● **TASK OBJECTIVE**: Locate the lines of the listing below that hold "marker", then copy each of them.

● **EXCERPTED RECORDS**:
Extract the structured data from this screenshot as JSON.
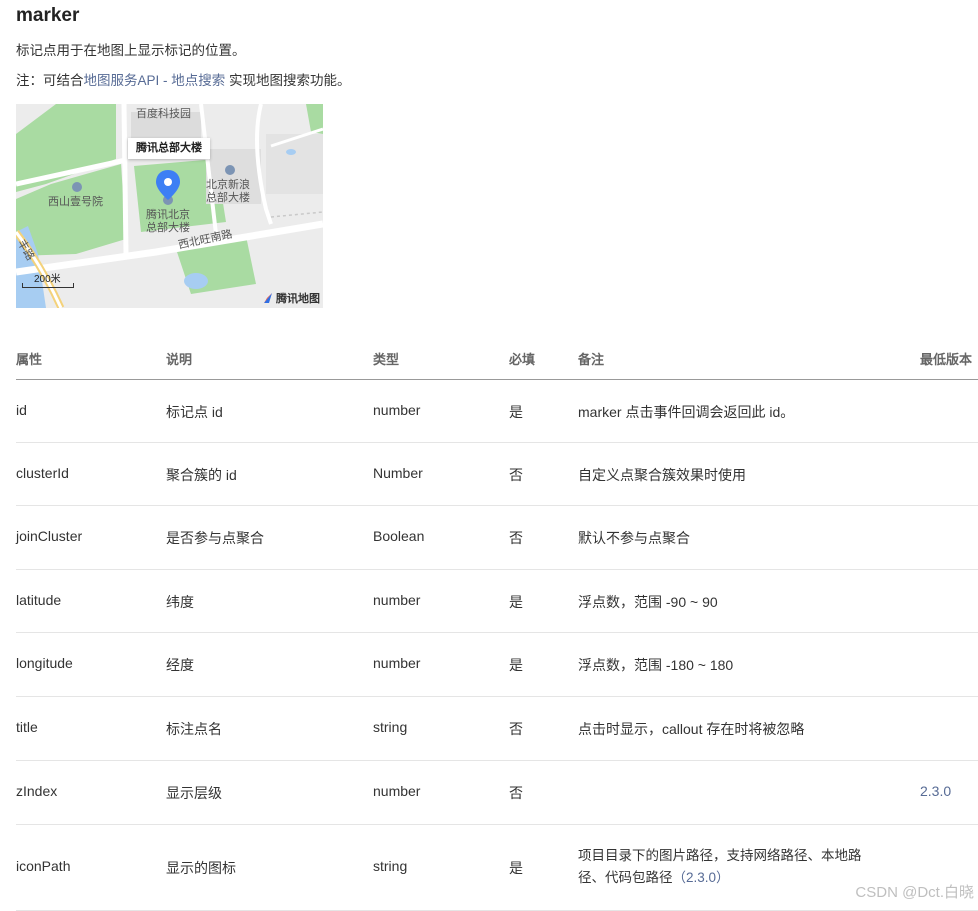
{
  "title": "marker",
  "description": "标记点用于在地图上显示标记的位置。",
  "note": {
    "prefix": "注：可结合",
    "link": "地图服务API - 地点搜索",
    "suffix": " 实现地图搜索功能。"
  },
  "map": {
    "labels": {
      "tech_park": "百度科技园",
      "xishan": "西山壹号院",
      "sina": "北京新浪\n总部大楼",
      "tencent_bj": "腾讯北京\n总部大楼",
      "road": "西北旺南路",
      "road_left": "丰路"
    },
    "callout": "腾讯总部大楼",
    "scale": "200米",
    "logo": "腾讯地图",
    "colors": {
      "green": "#a9dba2",
      "building": "#e3e3e3",
      "road": "#ffffff",
      "water": "#a7cdf2",
      "marker": "#3d7ff4"
    }
  },
  "table": {
    "headers": [
      "属性",
      "说明",
      "类型",
      "必填",
      "备注",
      "最低版本"
    ],
    "rows": [
      {
        "attr": "id",
        "desc": "标记点 id",
        "type": "number",
        "required": "是",
        "remark": "marker 点击事件回调会返回此 id。",
        "version": ""
      },
      {
        "attr": "clusterId",
        "desc": "聚合簇的 id",
        "type": "Number",
        "required": "否",
        "remark": "自定义点聚合簇效果时使用",
        "version": ""
      },
      {
        "attr": "joinCluster",
        "desc": "是否参与点聚合",
        "type": "Boolean",
        "required": "否",
        "remark": "默认不参与点聚合",
        "version": ""
      },
      {
        "attr": "latitude",
        "desc": "纬度",
        "type": "number",
        "required": "是",
        "remark": "浮点数，范围 -90 ~ 90",
        "version": ""
      },
      {
        "attr": "longitude",
        "desc": "经度",
        "type": "number",
        "required": "是",
        "remark": "浮点数，范围 -180 ~ 180",
        "version": ""
      },
      {
        "attr": "title",
        "desc": "标注点名",
        "type": "string",
        "required": "否",
        "remark": "点击时显示，callout 存在时将被忽略",
        "version": ""
      },
      {
        "attr": "zIndex",
        "desc": "显示层级",
        "type": "number",
        "required": "否",
        "remark": "",
        "version": "2.3.0"
      },
      {
        "attr": "iconPath",
        "desc": "显示的图标",
        "type": "string",
        "required": "是",
        "remark": "项目目录下的图片路径，支持网络路径、本地路径、代码包路径",
        "remark_version": "（2.3.0）",
        "version": ""
      }
    ]
  },
  "watermark": "CSDN @Dct.白晓"
}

● **EXPECTED ANSWER**:
  "title": "marker",
      "marker": "#3d7ff4"
        "remark": "marker 点击事件回调会返回此 id。",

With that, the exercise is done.